- See ourselves as God’s Temple; we are the holy place of worship in which God’s glory dwells.
- Understand our calling to be priests and ministers encouraging others to worship.
- See all our days are holy days.
There are seven days each week, and we are to worship throughout each of them.
And, as important and blessed as Sunday worship is, I am convinced the Bible speaks more of our everyday worship than it does of our Sunday ceremonialism. Scripture ….
- Discounts the external ceremonialism of the Jews’ uninspired traditions.
- Abrogates the external ceremonialism of Moses’ inspired Ceremonial Law.
- Records the simple worship in households as the norm in her New Covenant history.
- Promotes practical everyday adoration at the conclusion of each New Covenant Epistle and Letter.
God does not so much tell us how to go to church, or how to do church, as much as he tells us how to live as the church.
Therefore, I am convinced what we do today is every bit as important as what we do on Sunday, and we need to take today more seriously. This came to mind as I read 2 Timothy 2 this morning.
But God’s firm foundation stands, bearing this seal: “The Lord knows those who are his,” and, “Let everyone who names the name of the Lord depart from iniquity.” 20 Now in a great house there are not only vessels of gold and silver but also of wood and clay, some for honorable use, some for dishonorable. 21 Therefore, if anyone cleanses himself from what is dishonorable, he will be a vessel for honorable use, set apart as holy, useful to the master of the house, ready for every good work. 22 So flee youthful passions and pursue righteousness, faith, love, and peace, along with those who call on the Lord from a pure heart. 23 Have nothing to do with foolish, ignorant controversies; you know that they breed quarrels. 24 And the Lord’s servant must not be quarrelsome but kind to everyone, able to teach, patiently enduring evil, 25correcting his opponents with gentleness …. (2 Timothy 2:19-25)
It is Wednesday, and …

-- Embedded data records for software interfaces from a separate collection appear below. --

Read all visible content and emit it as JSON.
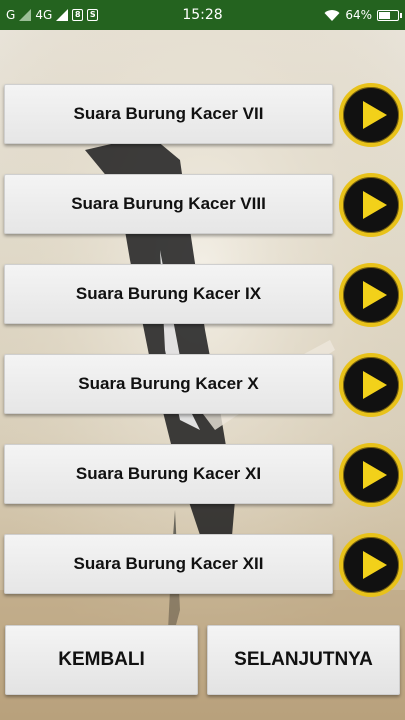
{
  "status_bar": {
    "carrier_left": "G",
    "network": "4G",
    "time": "15:28",
    "battery_percent": "64%",
    "battery_level": 0.64,
    "icons": [
      "signal-icon",
      "sim-icon",
      "notification-icon",
      "wifi-icon",
      "battery-icon"
    ]
  },
  "tracks": [
    {
      "label": "Suara Burung Kacer VII"
    },
    {
      "label": "Suara Burung Kacer VIII"
    },
    {
      "label": "Suara Burung Kacer IX"
    },
    {
      "label": "Suara Burung Kacer X"
    },
    {
      "label": "Suara Burung Kacer XI"
    },
    {
      "label": "Suara Burung Kacer XII"
    }
  ],
  "footer": {
    "back_label": "KEMBALI",
    "next_label": "SELANJUTNYA"
  },
  "colors": {
    "status_bar": "#24631f",
    "play_ring": "#e8c21a",
    "play_triangle": "#f2d11a"
  }
}
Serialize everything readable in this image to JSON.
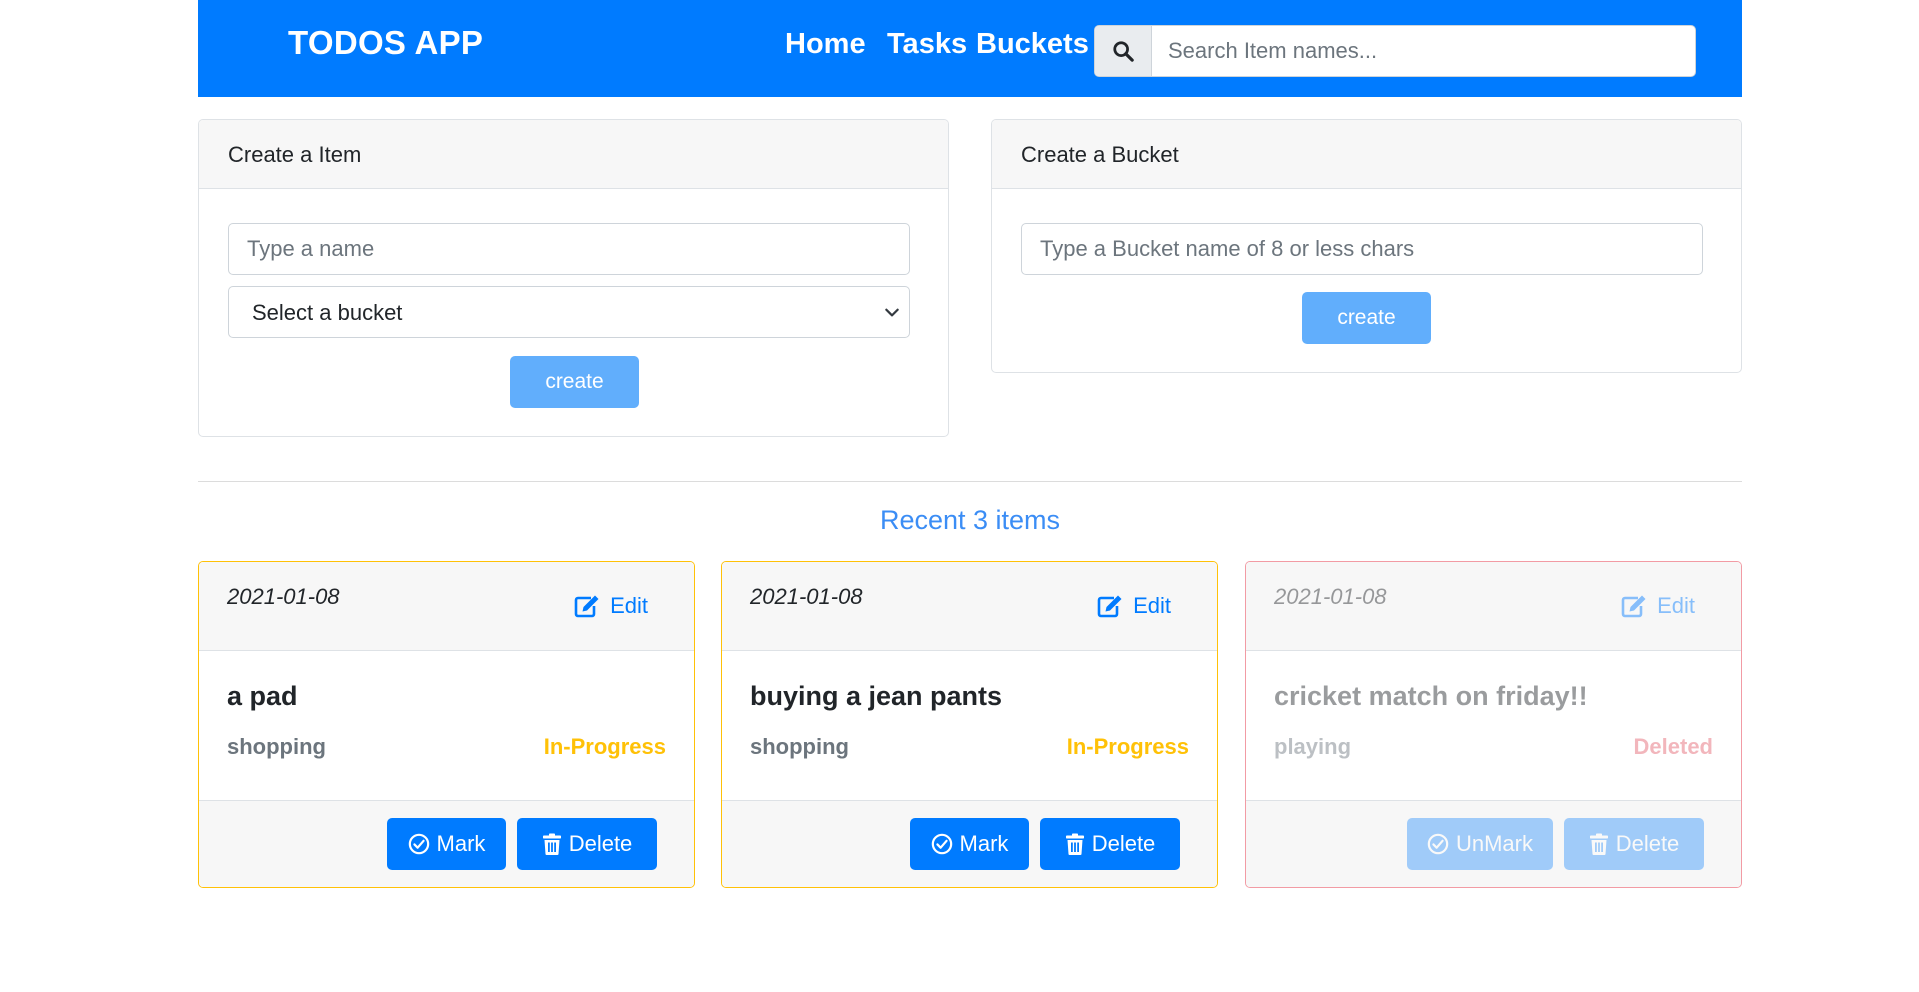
{
  "navbar": {
    "brand": "TODOS APP",
    "links": [
      "Home",
      "Tasks",
      "Buckets"
    ],
    "search_placeholder": "Search Item names...",
    "search_icon": "search-icon",
    "background": "#007bff"
  },
  "create_item": {
    "title": "Create a Item",
    "name_placeholder": "Type a name",
    "bucket_select_value": "Select a bucket",
    "button_label": "create"
  },
  "create_bucket": {
    "title": "Create a Bucket",
    "name_placeholder": "Type a Bucket name of 8 or less chars",
    "button_label": "create"
  },
  "recent": {
    "title": "Recent 3 items",
    "items": [
      {
        "date": "2021-01-08",
        "edit_label": "Edit",
        "name": "a pad",
        "bucket": "shopping",
        "status": "In-Progress",
        "mark_label": "Mark",
        "delete_label": "Delete"
      },
      {
        "date": "2021-01-08",
        "edit_label": "Edit",
        "name": "buying a jean pants",
        "bucket": "shopping",
        "status": "In-Progress",
        "mark_label": "Mark",
        "delete_label": "Delete"
      },
      {
        "date": "2021-01-08",
        "edit_label": "Edit",
        "name": "cricket match on friday!!",
        "bucket": "playing",
        "status": "Deleted",
        "mark_label": "UnMark",
        "delete_label": "Delete"
      }
    ]
  },
  "colors": {
    "primary": "#007bff",
    "in_progress": "#ffc107",
    "deleted": "#dc3545",
    "recent_title": "#3b8df5"
  }
}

- We belong to the Lord; the Lord knows us.
- We get to worship by seriously departing from iniquity.
- We get to worship by being the Lord’s vessels set aside for his honorable use.
- We get to worship by cleansing ourselves from what is dishonorable.
- We get to worship by seeing the Master utilize us in his good work.
- We get to worship by fleeing sinful thoughts and situations.
- We get to worship by praying, being filled with the Spirit, and enjoying his faith, love, and peace.
- We get to worship by calling on the Lord with our graciously purified pure hearts.
- We get to worship by conversing graciously to all — both in person and via social media.
- We get to worship by suffering — patiently enduring evil.
Yes, Sunday is a big deal, but so is today. Why are we so much like the Pharisees — consumed with the external show and so satisfied with internal gunk? Why are we so much more godly and serious in handling the Bible and the sermon at church than we are with our computer and posts on the sofa? Why are we so careful with Sunday church conversations when we are so half-hazard and evil with our words to our wives and children on Monday? Why do we show more grace to troubled sinners who comes to the church service than we do to those who live, vote, and protest in the neighborhood? Why do we pray more on Sunday morning than any other hour of the week? Why do we have to go searching to find our Bibles on Sunday morning; didn’t we read it several times on Saturday? And why in the world do we wait until Sunday to confess our sins, preach the Gospel to ourselves, find fresh experiential cleansing from guilt, and then sing like untamed Davids? Shouldn’t we be gracing ourselves with God’s Gospel each and every hour of the day.
Yes, Sunday worship is important, but our worship today is more important. O Christian friends, don’t wait until Sunday. Seize the day!